§ Source material
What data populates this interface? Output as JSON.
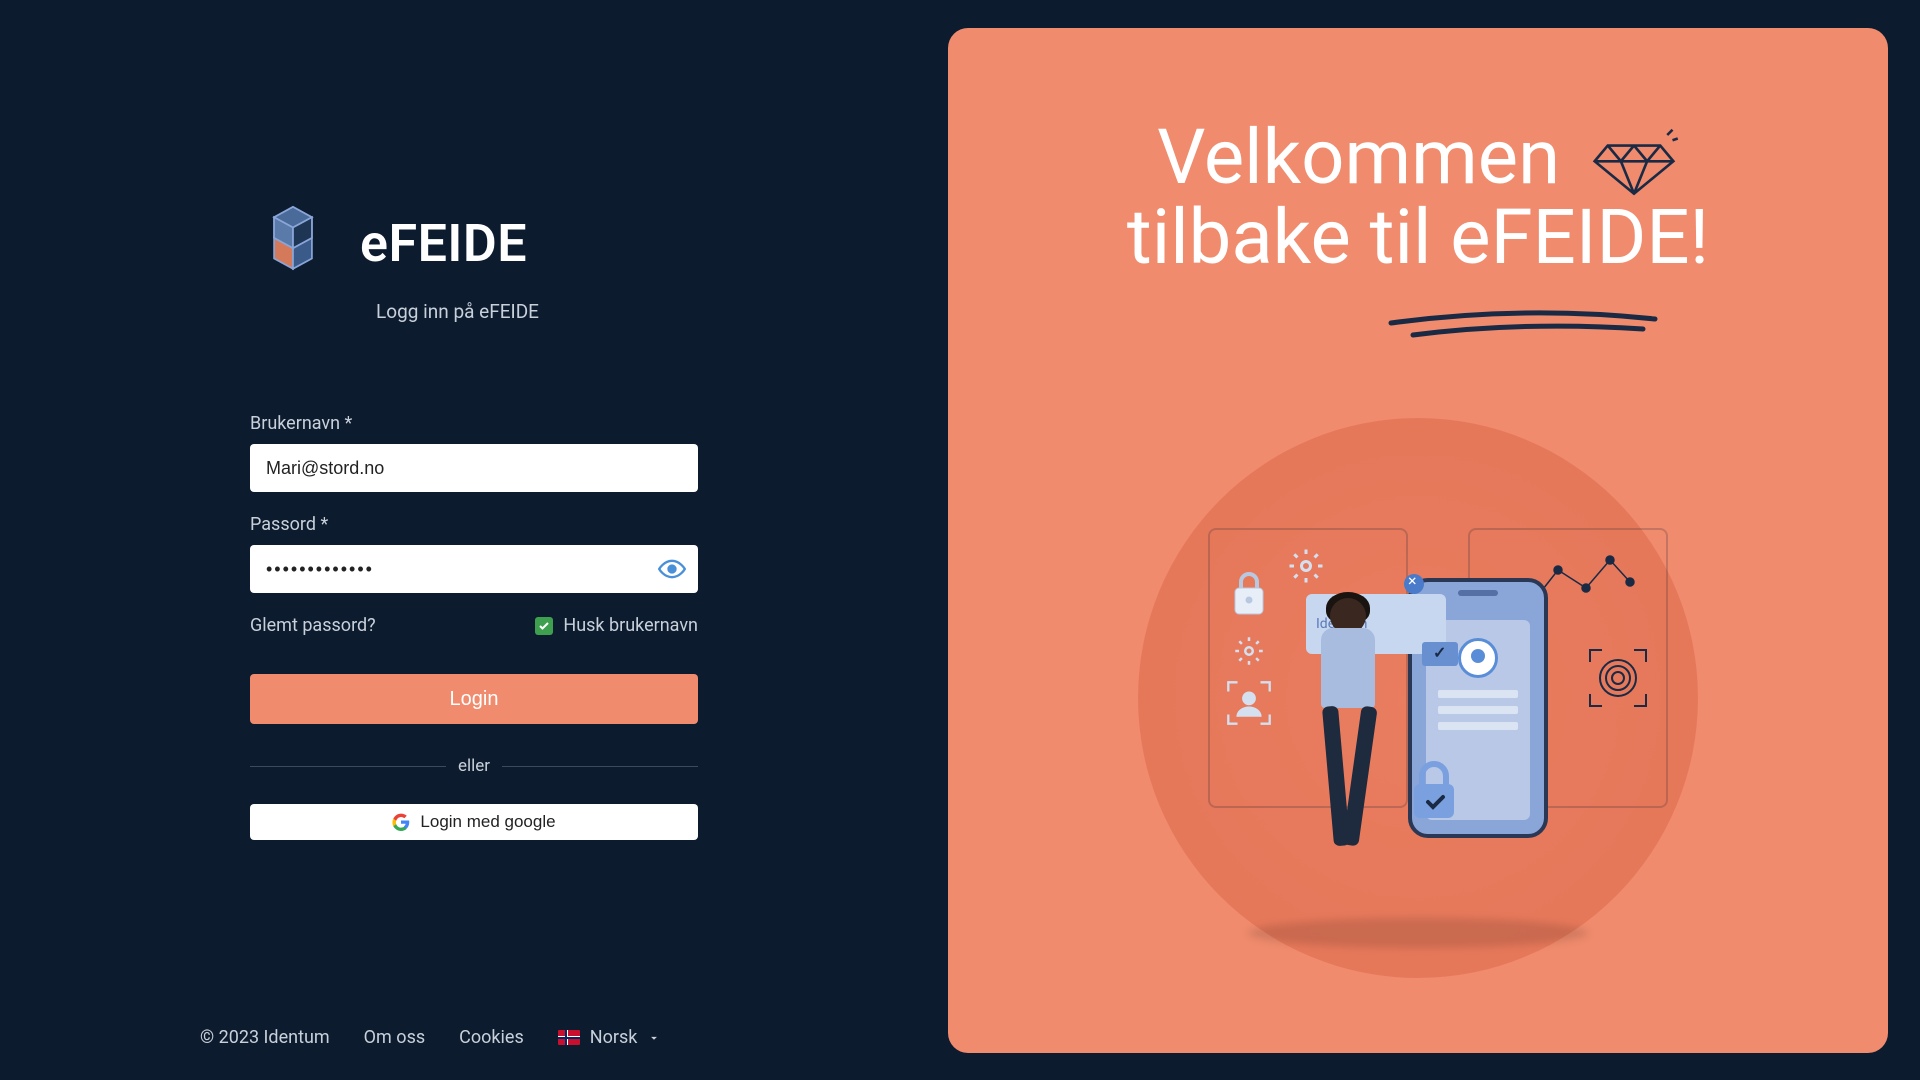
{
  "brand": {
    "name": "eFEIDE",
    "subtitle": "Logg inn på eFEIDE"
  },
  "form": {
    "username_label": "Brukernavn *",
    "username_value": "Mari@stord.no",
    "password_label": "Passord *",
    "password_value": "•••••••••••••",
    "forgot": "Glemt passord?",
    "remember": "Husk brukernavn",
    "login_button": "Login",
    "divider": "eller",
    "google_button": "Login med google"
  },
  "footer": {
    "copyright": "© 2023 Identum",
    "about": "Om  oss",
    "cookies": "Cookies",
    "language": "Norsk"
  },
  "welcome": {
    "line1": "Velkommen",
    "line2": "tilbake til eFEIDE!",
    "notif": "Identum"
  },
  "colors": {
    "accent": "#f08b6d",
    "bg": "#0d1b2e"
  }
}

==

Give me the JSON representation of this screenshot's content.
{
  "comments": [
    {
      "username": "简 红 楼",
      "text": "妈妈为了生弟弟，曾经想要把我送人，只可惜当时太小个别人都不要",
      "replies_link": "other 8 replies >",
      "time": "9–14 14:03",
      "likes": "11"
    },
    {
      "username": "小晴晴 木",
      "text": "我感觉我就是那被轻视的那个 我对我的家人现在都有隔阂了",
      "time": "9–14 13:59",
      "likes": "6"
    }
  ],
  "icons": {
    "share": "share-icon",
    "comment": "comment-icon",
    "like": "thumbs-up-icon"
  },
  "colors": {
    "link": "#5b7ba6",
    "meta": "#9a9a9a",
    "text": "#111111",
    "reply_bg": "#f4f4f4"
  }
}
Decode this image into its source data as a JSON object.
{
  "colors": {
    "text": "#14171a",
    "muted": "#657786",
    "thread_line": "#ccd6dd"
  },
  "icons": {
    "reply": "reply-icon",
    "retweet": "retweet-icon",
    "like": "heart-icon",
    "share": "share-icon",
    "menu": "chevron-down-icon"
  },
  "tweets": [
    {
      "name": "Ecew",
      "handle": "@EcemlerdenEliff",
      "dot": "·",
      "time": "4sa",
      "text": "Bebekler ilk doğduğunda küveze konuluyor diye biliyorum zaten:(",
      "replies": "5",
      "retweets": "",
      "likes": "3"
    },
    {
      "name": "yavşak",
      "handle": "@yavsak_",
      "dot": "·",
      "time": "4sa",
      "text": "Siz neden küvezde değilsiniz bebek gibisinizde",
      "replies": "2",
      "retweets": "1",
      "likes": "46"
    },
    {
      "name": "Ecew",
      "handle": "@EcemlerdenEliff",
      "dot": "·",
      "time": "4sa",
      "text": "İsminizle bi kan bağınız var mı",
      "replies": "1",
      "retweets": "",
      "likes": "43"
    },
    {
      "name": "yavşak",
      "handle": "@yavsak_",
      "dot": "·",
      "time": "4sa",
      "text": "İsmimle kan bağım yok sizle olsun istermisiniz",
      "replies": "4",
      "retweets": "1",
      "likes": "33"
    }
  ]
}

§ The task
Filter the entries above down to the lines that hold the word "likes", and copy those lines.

§ Result
      "likes": "11"
      "likes": "6"
      "likes": "3"
      "likes": "46"
      "likes": "43"
      "likes": "33"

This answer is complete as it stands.